Bottled Ship

This is a project I started this morning. The render is after one or two hours of work. I would like some opinions on the materials as the glass is not perfect. I am also trying to figure out a setting in which I could put it so if you have any ideas. Feel free to share them. -Thanks-

http://img12.imageshack.us/img12/487/shipinabottle0bm.jpg

Slowing work on this one as I am working on a Contest Entry. but please feel free to comment as I will probably get back to it after I am done.

It’s looking good, modelling is nice.
Crits: I think the water needs work and I am not too keen on the texture you have used - that is on the water, glass and table. Also, the wood might need bevelled edges - W, then Bevel. Apart from that, good work!

The marble is one of my best materials I achieved with only procedurals. I used a material library for the glass but added the ray transparency rather than just alpha. The water is to look more Clay like. Blue clay with white spots exactly. Will make the ship model a bit more “sloppy” like adding glue blobs and other as it is very small (its extremely close to the one sitting right in front of my screen.)

Thanks for the tips

for settings I imagine either a wooden work desk or a shelf.

Nice work ! Work a bit more on textures

Hmm…I like the shelf idea…Yea, a shelf in a captain’s cabin with other nautical instruments laying near…

Materials will continue being worked on (the ship doesnt have any textures, except the wood)

How did you get the sail up?
Seriously though some rigging would improve it.
Good work.

Bogey.

Nice bottle, nice ship. Let me see more clearly into the bottle. More detail of the “sea” in the bottom of the bottle will help push through the noise/reflection created by the surface of the glass.

Crop the shot. Unless you intend to put the bottle into a context that will share-the-limelight with the bottle itself, cut in close.

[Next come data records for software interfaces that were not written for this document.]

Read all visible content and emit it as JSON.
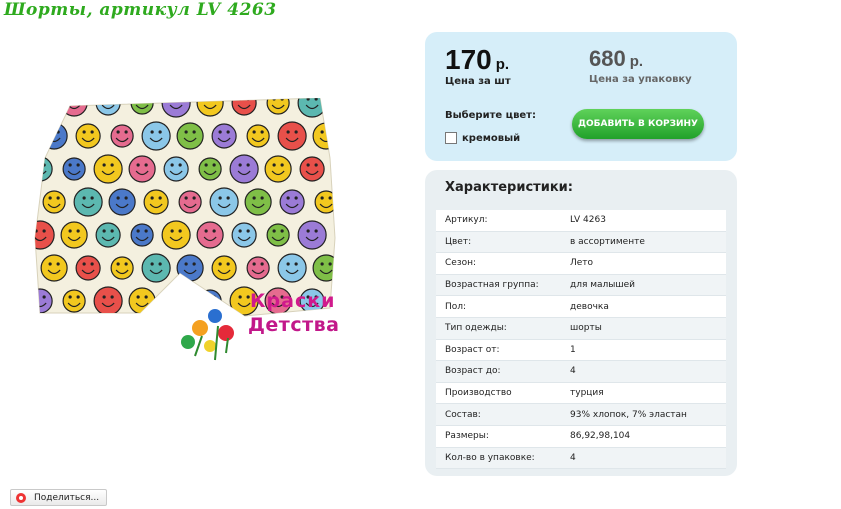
{
  "page": {
    "title": "Шорты, артикул LV 4263"
  },
  "logo": {
    "line1": "Краски",
    "line2": "Детства"
  },
  "price": {
    "unit_value": "170",
    "currency": "р.",
    "unit_caption": "Цена за шт",
    "pack_value": "680",
    "pack_currency": "р.",
    "pack_caption": "Цена за упаковку",
    "color_label": "Выберите цвет:",
    "color_option": "кремовый",
    "add_to_cart": "ДОБАВИТЬ В КОРЗИНУ"
  },
  "specs": {
    "title": "Характеристики:",
    "rows": [
      {
        "key": "Артикул:",
        "value": "LV 4263"
      },
      {
        "key": "Цвет:",
        "value": "в ассортименте"
      },
      {
        "key": "Сезон:",
        "value": "Лето"
      },
      {
        "key": "Возрастная группа:",
        "value": "для малышей"
      },
      {
        "key": "Пол:",
        "value": "девочка"
      },
      {
        "key": "Тип одежды:",
        "value": "шорты"
      },
      {
        "key": "Возраст от:",
        "value": "1"
      },
      {
        "key": "Возраст до:",
        "value": "4"
      },
      {
        "key": "Производство",
        "value": "турция"
      },
      {
        "key": "Состав:",
        "value": "93% хлопок, 7% эластан"
      },
      {
        "key": "Размеры:",
        "value": "86,92,98,104"
      },
      {
        "key": "Кол-во в упаковке:",
        "value": "4"
      }
    ]
  },
  "share": {
    "label": "Поделиться..."
  },
  "colors": {
    "title_green": "#2eaa1e",
    "price_box_bg": "#d6eef9",
    "cart_button": "#2fb232",
    "specs_bg": "#e9eff2"
  },
  "icons": {
    "share": "share-icon",
    "checkbox": "checkbox-icon"
  }
}
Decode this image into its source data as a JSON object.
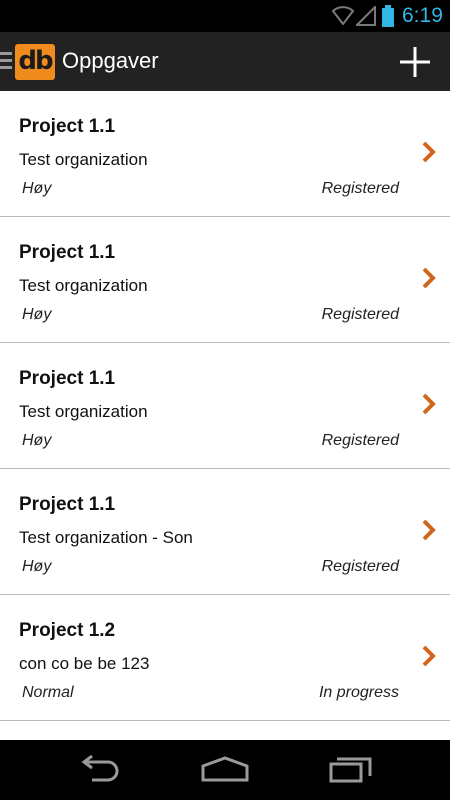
{
  "status_bar": {
    "time": "6:19",
    "icons": [
      "wifi-icon",
      "signal-icon",
      "battery-icon"
    ],
    "accent_color": "#33b5e5"
  },
  "action_bar": {
    "logo_text": "db",
    "title": "Oppgaver",
    "add_icon": "plus-icon",
    "logo_color": "#f08c1e"
  },
  "tasks": [
    {
      "project": "Project 1.1",
      "organization": "Test organization",
      "priority": "Høy",
      "status": "Registered"
    },
    {
      "project": "Project 1.1",
      "organization": "Test organization",
      "priority": "Høy",
      "status": "Registered"
    },
    {
      "project": "Project 1.1",
      "organization": "Test organization",
      "priority": "Høy",
      "status": "Registered"
    },
    {
      "project": "Project 1.1",
      "organization": "Test organization - Son",
      "priority": "Høy",
      "status": "Registered"
    },
    {
      "project": "Project 1.2",
      "organization": "con co be be 123",
      "priority": "Normal",
      "status": "In progress"
    }
  ],
  "chevron_color": "#d0661c",
  "nav_bar": {
    "icons": [
      "back-icon",
      "home-icon",
      "recent-apps-icon"
    ]
  }
}
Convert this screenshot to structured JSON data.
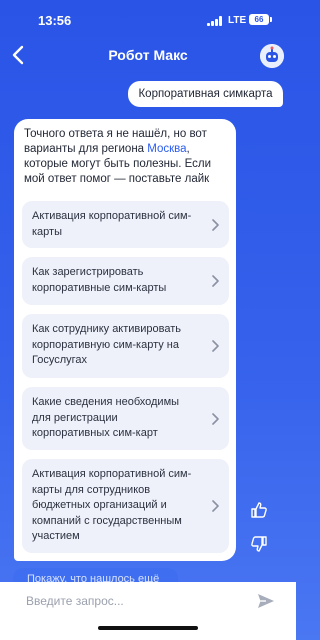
{
  "status": {
    "time": "13:56",
    "network": "LTE",
    "battery": "66"
  },
  "header": {
    "title": "Робот Макс"
  },
  "chat": {
    "user_message": "Корпоративная симкарта",
    "bot_intro_1": "Точного ответа я не нашёл, но вот варианты для региона ",
    "bot_region": "Москва",
    "bot_intro_2": ", которые могут быть полезны. Если мой ответ помог — поставьте лайк",
    "suggestions": [
      {
        "label": "Активация корпоративной сим-карты"
      },
      {
        "label": "Как зарегистрировать корпоративные сим-карты"
      },
      {
        "label": "Как сотруднику активировать корпоративную сим-карту на Госуслугах"
      },
      {
        "label": "Какие сведения необходимы для регистрации корпоративных сим-карт"
      },
      {
        "label": "Активация корпоративной сим-карты для сотрудников бюджетных организаций и компаний с государственным участием"
      }
    ],
    "partial_next": "Покажу, что нашлось ещё"
  },
  "input": {
    "placeholder": "Введите запрос..."
  },
  "icons": {
    "back": "chevron-left-icon",
    "avatar": "robot-avatar-icon",
    "chevron": "chevron-right-icon",
    "like": "thumbs-up-icon",
    "dislike": "thumbs-down-icon",
    "send": "send-icon"
  }
}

If you want to give the illusion that the bottle-stand is floating in the sea, then I think that’s a great idea… If not, then tone-down the specularity of the tabletop a little bit so that “the brightest thing in the shot” remains “the subject itself.” Experiment with cropping ideas that place the subject on “rule of thirds” lines rather than bulls-eye in the center.

There might be a little bit too much brightness coming in from the left-hand side down-low. In the studio I’d probably move that softbox, and I’d definitely inject some color into the various lights. The specular highlights that appear at the base of the bottle-neck work extremely well, mimicing a plausible arrangement of studio-lights in a real-world shot of this type. The rear of the bottle seems to be rather over-saturated with light, when all we really need back here is a “kiss” of illumination to bring out the rear edge of the bottle and to define the curvature of the sides of it. Pull back on the lighting a little and try to apply a little more subtlety. Use color. It’ll make what is already a very-good picture better.

Take full advantage of the fact that in CG you can confine a light to only certain layers, which means that if you want to illuminate the ship without worrying about light fall on the bottle, you can actually do that. You must be very sparing with this, because the effect could become unrealistic and you can’t have that, but it sure is handy sometimes. (In the studio we can approximate the effect by putting polarizing filters in front of certain lights, when dealing with glass. Sounds like you might be having an analogous situation here.)

Wow. Those are things I never though about. I am glad to have received comments and tips from a professional. I will certaintly not ignore those words. Thanks a lot!

Snap.

Bogey.

ps, sorry I couldent resist that. I remember
doing a similar pic in imagen on my first comp
a while back.